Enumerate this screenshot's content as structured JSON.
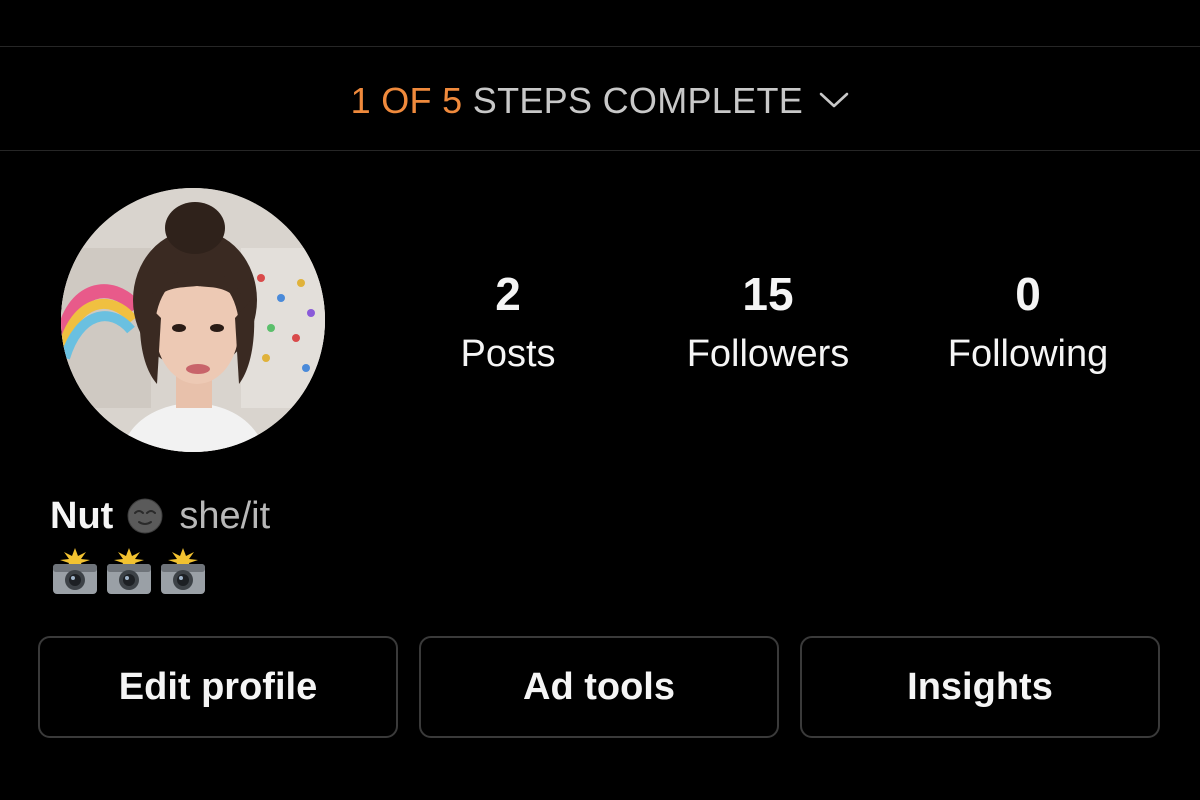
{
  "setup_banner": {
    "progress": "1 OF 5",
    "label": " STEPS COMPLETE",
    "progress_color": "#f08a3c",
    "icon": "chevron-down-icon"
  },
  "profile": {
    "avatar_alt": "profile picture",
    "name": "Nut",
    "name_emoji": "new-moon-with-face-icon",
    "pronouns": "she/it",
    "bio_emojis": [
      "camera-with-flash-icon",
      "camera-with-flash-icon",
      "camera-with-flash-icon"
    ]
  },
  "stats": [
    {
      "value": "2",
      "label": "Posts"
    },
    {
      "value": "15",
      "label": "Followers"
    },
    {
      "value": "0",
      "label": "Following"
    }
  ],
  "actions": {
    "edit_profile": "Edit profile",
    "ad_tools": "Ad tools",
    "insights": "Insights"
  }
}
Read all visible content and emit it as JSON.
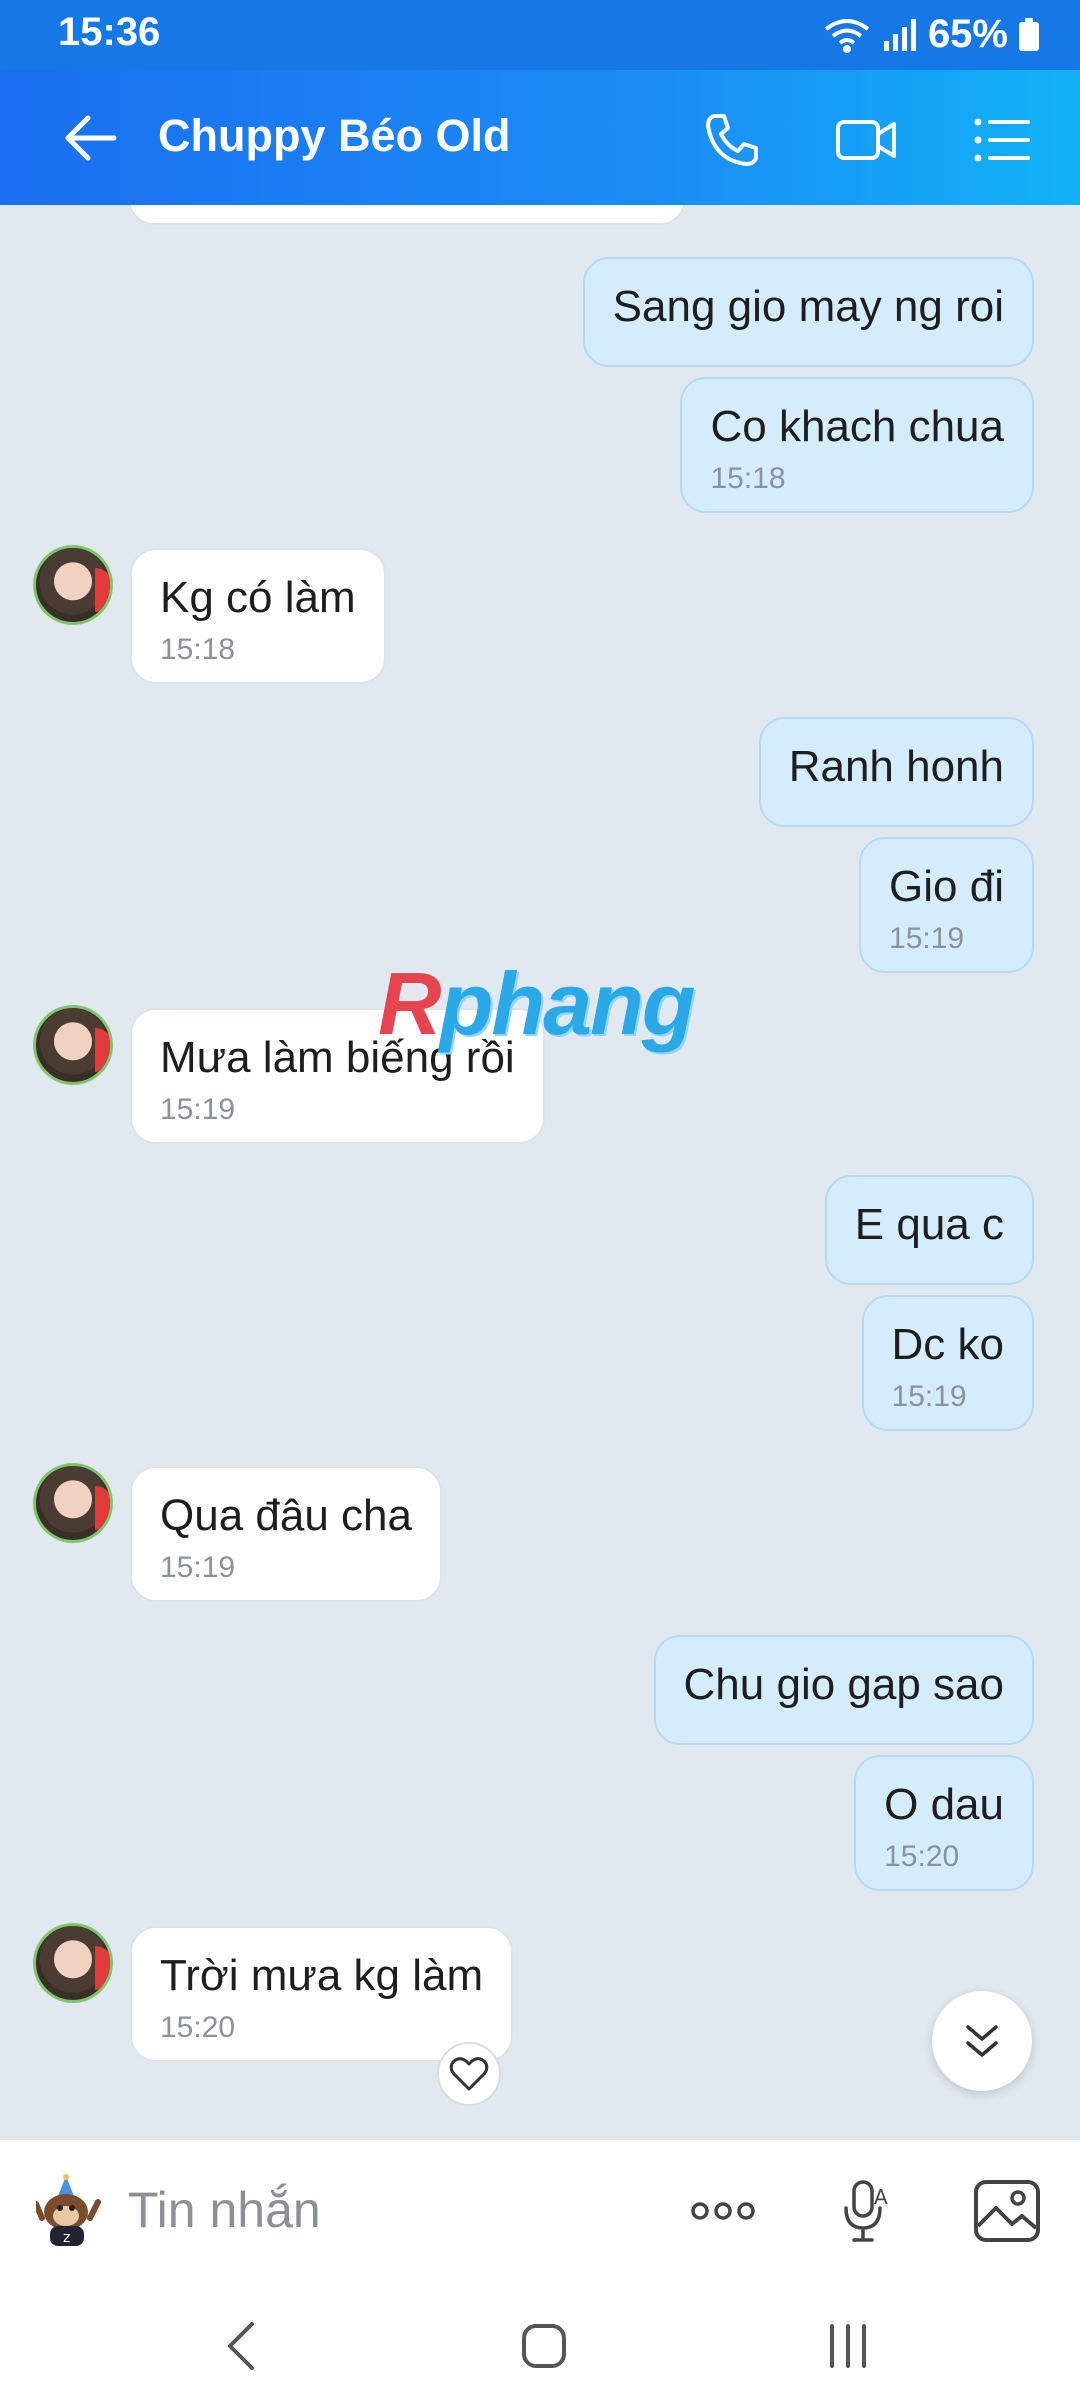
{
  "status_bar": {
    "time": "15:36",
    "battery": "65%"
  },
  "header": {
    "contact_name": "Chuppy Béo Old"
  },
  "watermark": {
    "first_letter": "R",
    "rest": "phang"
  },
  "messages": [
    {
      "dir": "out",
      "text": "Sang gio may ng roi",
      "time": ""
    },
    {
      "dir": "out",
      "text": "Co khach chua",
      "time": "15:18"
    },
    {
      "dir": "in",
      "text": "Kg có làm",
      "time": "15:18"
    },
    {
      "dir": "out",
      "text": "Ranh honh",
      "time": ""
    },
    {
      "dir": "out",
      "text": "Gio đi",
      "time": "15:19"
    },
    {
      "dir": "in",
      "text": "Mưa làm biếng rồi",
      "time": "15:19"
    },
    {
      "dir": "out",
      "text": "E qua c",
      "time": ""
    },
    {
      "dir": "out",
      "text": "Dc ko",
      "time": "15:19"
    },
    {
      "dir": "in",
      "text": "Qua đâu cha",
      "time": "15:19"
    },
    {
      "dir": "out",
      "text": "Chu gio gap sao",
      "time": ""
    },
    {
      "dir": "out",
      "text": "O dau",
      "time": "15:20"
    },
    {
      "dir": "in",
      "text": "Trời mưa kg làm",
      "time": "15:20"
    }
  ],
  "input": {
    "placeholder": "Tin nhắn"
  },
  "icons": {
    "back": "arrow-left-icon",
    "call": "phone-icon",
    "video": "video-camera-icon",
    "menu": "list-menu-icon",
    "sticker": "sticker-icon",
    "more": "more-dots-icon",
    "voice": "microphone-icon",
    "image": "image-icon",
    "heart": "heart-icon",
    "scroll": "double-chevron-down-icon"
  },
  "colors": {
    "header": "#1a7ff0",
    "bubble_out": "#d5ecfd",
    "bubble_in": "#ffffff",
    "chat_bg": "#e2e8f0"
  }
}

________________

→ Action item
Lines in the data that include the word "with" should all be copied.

→ Answer to this problem
    "name_emoji": "new-moon-with-face-icon",
      "camera-with-flash-icon",
      "camera-with-flash-icon",
      "camera-with-flash-icon"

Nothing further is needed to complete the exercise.